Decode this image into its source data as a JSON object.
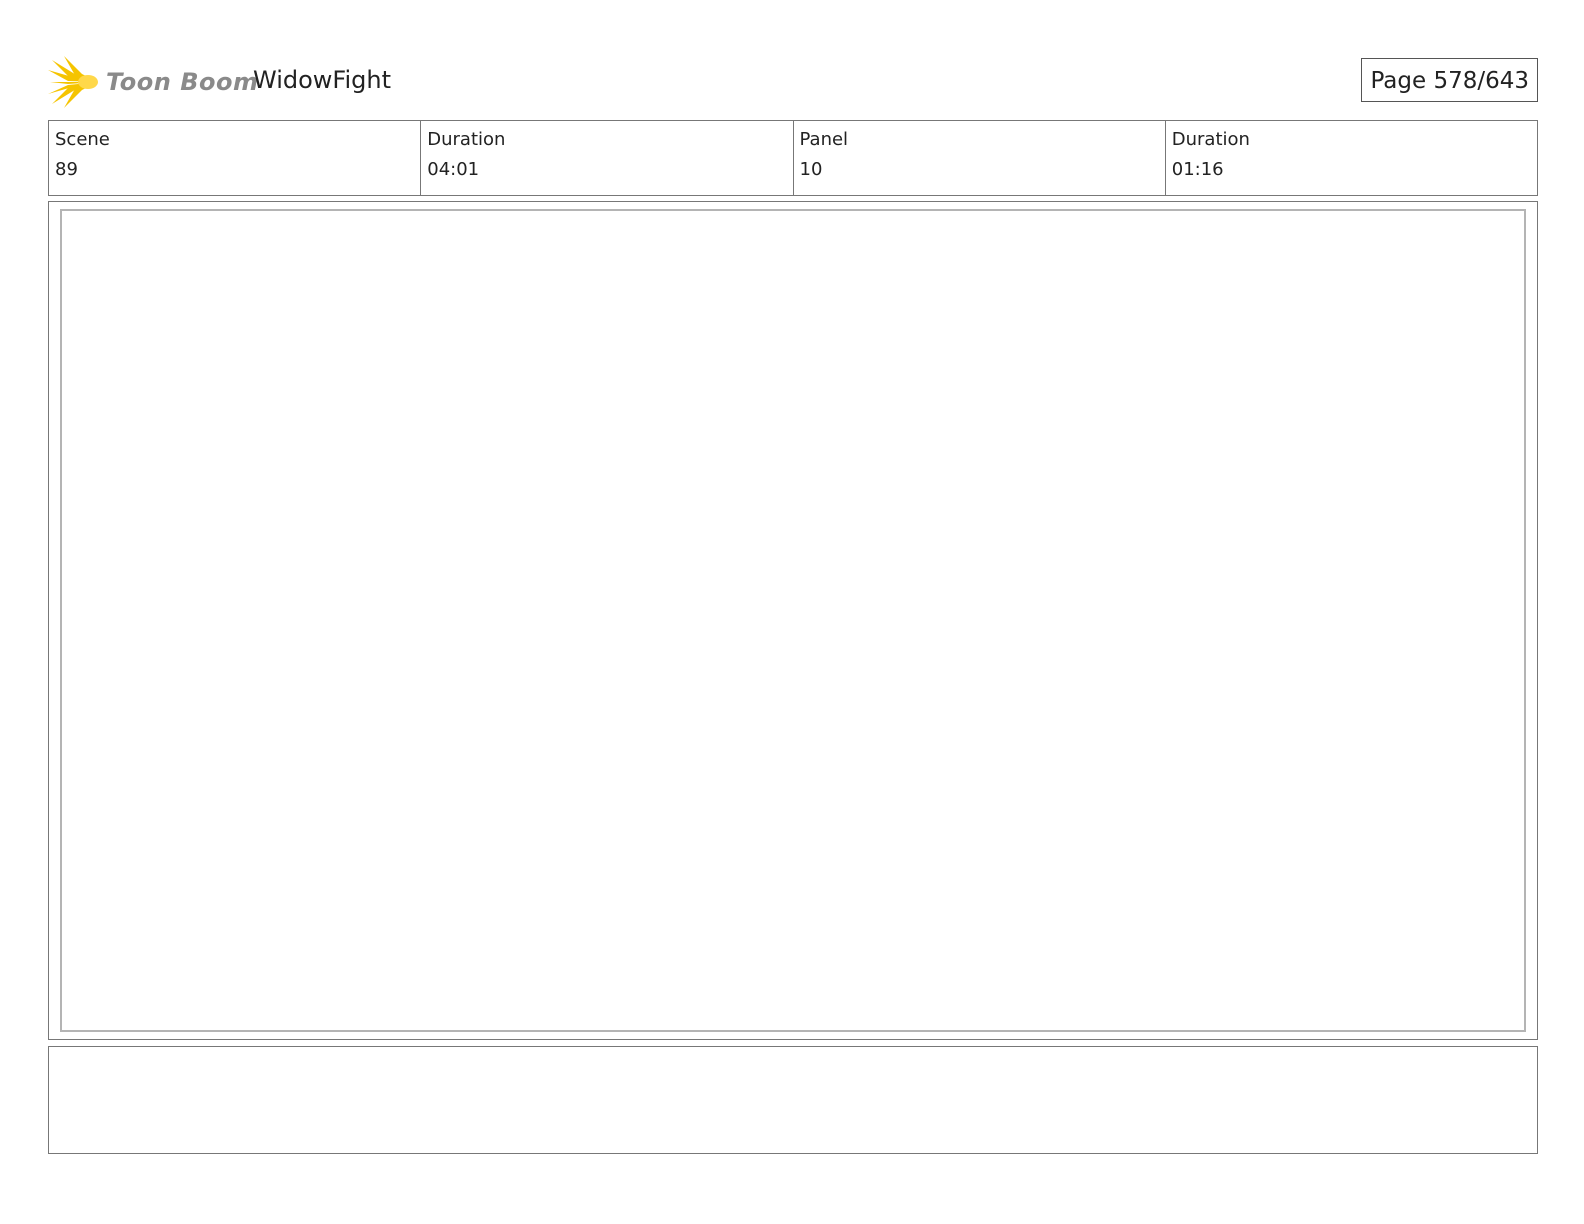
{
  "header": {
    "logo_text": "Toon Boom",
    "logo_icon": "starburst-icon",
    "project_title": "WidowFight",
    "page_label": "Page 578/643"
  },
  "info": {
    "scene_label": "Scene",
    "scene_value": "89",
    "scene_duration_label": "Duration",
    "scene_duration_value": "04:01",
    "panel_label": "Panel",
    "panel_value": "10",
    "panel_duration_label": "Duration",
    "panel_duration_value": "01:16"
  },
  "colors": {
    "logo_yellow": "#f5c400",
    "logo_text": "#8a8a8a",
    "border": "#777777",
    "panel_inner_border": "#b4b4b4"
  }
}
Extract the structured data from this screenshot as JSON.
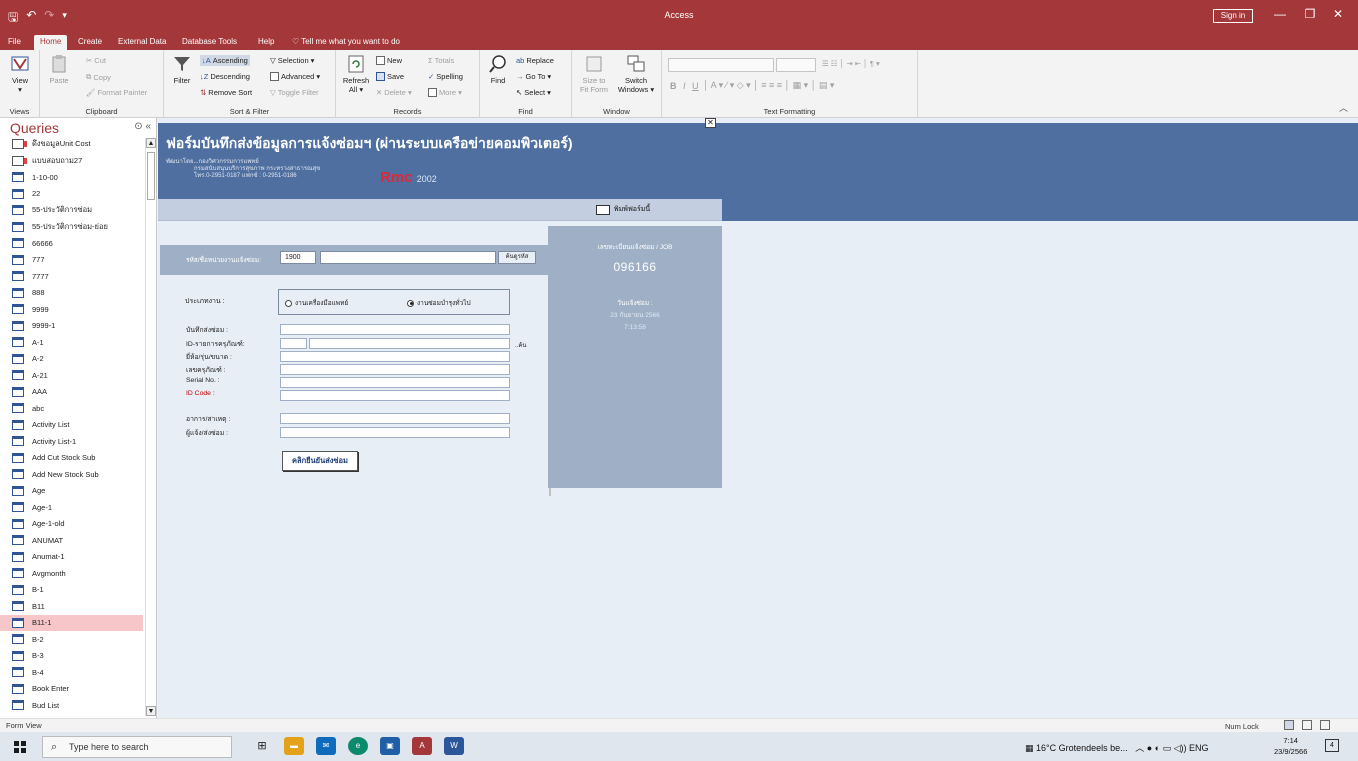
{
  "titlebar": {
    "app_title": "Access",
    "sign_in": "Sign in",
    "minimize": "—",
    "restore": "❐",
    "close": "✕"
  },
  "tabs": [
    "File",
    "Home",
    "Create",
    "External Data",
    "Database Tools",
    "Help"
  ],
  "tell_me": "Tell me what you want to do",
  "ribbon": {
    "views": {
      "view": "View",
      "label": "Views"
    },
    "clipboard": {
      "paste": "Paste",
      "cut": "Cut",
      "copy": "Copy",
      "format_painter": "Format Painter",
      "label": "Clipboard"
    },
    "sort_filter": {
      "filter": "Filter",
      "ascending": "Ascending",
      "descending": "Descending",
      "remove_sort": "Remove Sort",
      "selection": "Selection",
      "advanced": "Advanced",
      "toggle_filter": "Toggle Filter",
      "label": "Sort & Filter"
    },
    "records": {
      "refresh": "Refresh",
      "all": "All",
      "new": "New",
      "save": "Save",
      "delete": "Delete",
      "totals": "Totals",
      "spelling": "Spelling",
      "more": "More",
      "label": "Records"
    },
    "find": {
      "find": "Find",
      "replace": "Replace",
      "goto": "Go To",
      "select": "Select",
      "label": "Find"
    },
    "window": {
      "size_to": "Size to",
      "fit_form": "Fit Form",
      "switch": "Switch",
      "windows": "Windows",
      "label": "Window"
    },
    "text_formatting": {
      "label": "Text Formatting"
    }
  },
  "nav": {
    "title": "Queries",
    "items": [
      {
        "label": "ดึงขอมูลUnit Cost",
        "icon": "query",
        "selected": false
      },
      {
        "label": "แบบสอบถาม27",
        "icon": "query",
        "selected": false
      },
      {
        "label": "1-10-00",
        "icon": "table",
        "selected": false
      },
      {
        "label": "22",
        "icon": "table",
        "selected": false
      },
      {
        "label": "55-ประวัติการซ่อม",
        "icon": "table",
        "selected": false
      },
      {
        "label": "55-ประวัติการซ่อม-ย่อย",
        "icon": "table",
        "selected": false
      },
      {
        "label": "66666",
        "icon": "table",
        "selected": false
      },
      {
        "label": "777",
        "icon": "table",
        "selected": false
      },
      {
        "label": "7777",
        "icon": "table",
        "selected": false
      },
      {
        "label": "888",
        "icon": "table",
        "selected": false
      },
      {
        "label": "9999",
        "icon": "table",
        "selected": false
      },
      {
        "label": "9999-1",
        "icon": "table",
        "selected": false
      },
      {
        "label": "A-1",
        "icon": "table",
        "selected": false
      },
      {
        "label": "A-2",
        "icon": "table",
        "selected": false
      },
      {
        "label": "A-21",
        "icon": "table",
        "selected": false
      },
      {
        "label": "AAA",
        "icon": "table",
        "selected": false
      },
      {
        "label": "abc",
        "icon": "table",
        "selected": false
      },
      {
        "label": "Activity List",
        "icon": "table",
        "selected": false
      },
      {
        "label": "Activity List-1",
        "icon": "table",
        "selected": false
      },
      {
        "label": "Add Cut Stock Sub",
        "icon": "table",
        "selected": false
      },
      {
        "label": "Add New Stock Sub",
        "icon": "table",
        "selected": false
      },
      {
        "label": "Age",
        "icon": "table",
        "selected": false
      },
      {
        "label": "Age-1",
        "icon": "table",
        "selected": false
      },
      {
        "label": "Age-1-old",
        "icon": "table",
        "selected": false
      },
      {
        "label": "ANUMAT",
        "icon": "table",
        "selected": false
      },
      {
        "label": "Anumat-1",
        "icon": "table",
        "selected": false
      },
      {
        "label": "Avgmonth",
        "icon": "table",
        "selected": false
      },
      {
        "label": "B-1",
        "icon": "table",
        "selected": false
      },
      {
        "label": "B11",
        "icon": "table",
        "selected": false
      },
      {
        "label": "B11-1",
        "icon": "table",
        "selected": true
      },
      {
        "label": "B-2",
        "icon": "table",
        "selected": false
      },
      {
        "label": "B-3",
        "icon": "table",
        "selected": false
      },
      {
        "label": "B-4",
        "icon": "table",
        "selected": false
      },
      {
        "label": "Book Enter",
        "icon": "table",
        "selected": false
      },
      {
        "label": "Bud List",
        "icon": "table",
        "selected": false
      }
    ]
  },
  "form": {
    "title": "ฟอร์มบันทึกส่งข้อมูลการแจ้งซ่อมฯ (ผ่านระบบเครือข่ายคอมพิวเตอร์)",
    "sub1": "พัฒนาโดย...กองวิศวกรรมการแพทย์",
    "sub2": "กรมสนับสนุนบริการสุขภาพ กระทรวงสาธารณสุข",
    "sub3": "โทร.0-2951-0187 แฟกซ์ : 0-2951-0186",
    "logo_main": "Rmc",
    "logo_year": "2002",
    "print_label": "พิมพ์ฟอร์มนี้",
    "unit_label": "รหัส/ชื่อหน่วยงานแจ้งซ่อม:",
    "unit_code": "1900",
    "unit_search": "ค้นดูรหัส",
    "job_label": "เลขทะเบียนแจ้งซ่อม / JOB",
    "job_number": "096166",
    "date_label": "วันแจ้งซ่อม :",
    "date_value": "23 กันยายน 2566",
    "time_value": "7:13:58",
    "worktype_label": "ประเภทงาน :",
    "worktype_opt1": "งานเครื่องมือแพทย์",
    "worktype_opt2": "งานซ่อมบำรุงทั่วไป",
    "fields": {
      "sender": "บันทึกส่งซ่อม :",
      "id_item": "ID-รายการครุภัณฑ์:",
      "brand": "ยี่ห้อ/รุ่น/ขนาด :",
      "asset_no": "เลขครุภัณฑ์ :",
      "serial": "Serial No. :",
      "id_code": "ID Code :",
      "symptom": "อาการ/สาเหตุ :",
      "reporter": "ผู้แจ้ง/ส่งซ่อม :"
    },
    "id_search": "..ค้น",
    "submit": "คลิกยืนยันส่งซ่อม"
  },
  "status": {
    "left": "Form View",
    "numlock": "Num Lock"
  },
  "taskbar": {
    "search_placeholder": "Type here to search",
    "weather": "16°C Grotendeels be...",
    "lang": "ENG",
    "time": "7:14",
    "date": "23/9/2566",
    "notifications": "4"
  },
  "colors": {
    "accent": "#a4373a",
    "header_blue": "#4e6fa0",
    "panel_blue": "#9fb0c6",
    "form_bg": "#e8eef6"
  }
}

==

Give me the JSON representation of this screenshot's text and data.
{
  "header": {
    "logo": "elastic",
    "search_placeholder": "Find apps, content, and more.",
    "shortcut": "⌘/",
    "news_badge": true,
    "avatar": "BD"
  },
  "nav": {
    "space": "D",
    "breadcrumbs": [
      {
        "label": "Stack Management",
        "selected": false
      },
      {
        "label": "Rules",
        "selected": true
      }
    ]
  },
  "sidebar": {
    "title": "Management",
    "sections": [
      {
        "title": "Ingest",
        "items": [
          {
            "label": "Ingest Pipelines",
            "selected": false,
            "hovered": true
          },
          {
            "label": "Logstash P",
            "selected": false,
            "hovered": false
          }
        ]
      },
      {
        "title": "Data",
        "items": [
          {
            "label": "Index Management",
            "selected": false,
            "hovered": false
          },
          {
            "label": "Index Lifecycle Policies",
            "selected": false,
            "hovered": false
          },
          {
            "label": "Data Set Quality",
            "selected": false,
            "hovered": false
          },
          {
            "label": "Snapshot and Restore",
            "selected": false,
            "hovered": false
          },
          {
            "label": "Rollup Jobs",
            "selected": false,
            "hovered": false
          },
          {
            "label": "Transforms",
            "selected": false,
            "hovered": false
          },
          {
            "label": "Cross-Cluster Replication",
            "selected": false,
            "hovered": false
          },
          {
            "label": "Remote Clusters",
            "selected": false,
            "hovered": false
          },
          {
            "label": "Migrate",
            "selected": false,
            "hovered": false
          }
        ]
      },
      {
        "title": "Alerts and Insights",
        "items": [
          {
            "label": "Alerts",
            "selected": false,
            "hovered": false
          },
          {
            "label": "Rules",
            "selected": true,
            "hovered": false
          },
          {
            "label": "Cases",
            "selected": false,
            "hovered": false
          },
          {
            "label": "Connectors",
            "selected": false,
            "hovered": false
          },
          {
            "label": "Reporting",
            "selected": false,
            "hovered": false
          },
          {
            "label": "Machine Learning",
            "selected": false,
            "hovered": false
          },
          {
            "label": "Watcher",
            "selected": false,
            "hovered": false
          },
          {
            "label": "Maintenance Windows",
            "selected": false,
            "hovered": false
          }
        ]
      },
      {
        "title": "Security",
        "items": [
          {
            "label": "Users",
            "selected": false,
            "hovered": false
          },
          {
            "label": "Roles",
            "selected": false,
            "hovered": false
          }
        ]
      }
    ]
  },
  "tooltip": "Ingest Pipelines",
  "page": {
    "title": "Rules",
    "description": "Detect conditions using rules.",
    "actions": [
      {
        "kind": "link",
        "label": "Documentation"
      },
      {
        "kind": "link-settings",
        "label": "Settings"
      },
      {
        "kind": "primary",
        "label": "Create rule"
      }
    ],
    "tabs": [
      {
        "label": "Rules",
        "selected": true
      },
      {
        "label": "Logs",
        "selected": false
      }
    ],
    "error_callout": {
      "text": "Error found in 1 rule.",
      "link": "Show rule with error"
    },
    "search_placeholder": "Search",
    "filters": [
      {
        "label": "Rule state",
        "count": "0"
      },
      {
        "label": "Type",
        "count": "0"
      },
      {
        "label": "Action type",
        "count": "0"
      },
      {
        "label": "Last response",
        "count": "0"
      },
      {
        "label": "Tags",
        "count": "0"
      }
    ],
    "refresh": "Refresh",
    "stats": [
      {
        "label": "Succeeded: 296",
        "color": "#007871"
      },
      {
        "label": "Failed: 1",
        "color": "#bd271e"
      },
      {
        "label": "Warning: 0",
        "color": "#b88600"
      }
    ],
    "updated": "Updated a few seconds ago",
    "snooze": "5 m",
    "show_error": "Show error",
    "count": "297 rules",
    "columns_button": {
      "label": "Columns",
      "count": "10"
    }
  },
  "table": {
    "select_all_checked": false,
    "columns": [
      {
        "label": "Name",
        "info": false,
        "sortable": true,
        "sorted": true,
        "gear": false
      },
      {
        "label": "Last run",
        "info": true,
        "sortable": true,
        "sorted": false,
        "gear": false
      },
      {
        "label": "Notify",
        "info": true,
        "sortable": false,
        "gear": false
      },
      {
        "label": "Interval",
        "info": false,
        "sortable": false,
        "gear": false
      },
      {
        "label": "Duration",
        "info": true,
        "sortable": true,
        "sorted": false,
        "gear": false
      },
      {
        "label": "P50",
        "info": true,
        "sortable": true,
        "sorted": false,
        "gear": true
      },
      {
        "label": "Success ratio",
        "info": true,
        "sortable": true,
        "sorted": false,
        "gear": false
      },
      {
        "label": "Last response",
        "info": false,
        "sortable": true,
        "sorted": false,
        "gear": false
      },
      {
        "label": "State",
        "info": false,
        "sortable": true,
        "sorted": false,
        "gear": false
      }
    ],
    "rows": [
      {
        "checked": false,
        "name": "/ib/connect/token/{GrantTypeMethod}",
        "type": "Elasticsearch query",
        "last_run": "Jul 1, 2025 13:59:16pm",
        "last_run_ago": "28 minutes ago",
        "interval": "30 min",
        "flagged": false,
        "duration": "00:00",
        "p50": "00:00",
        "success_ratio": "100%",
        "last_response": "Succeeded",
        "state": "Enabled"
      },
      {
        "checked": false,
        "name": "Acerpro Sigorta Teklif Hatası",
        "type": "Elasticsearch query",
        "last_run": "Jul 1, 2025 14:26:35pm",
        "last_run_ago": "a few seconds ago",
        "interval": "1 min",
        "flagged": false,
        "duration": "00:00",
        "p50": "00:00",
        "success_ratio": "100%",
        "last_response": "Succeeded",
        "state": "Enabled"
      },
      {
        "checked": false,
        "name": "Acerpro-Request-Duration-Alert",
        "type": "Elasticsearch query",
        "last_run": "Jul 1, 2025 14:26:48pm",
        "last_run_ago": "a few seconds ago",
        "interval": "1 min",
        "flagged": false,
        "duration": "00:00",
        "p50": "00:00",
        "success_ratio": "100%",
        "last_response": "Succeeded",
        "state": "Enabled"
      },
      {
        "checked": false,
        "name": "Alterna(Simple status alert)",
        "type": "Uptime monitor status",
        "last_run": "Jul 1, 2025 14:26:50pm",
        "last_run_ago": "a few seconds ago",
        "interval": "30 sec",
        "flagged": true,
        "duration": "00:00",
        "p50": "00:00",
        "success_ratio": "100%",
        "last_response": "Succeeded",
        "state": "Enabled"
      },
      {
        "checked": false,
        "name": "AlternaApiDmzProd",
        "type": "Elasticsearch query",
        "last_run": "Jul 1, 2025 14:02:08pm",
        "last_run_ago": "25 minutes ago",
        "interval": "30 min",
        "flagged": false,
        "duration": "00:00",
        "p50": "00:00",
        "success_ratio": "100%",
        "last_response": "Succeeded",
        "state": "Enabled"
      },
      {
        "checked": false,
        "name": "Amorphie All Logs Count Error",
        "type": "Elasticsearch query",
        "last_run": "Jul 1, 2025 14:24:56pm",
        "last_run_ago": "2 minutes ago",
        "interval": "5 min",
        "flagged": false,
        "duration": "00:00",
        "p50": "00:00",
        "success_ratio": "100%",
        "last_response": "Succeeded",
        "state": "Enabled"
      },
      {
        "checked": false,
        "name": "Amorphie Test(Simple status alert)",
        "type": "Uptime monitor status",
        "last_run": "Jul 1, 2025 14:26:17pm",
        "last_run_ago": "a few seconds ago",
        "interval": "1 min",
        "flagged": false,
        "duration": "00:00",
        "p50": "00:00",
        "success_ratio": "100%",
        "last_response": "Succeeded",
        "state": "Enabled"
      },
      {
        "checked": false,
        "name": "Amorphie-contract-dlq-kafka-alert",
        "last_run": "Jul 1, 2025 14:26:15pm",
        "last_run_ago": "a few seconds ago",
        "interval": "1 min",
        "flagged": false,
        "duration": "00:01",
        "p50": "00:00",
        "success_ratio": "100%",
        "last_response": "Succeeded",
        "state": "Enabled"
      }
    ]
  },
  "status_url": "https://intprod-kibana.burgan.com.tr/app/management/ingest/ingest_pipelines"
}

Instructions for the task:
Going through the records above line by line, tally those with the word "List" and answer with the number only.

Problem solution:
3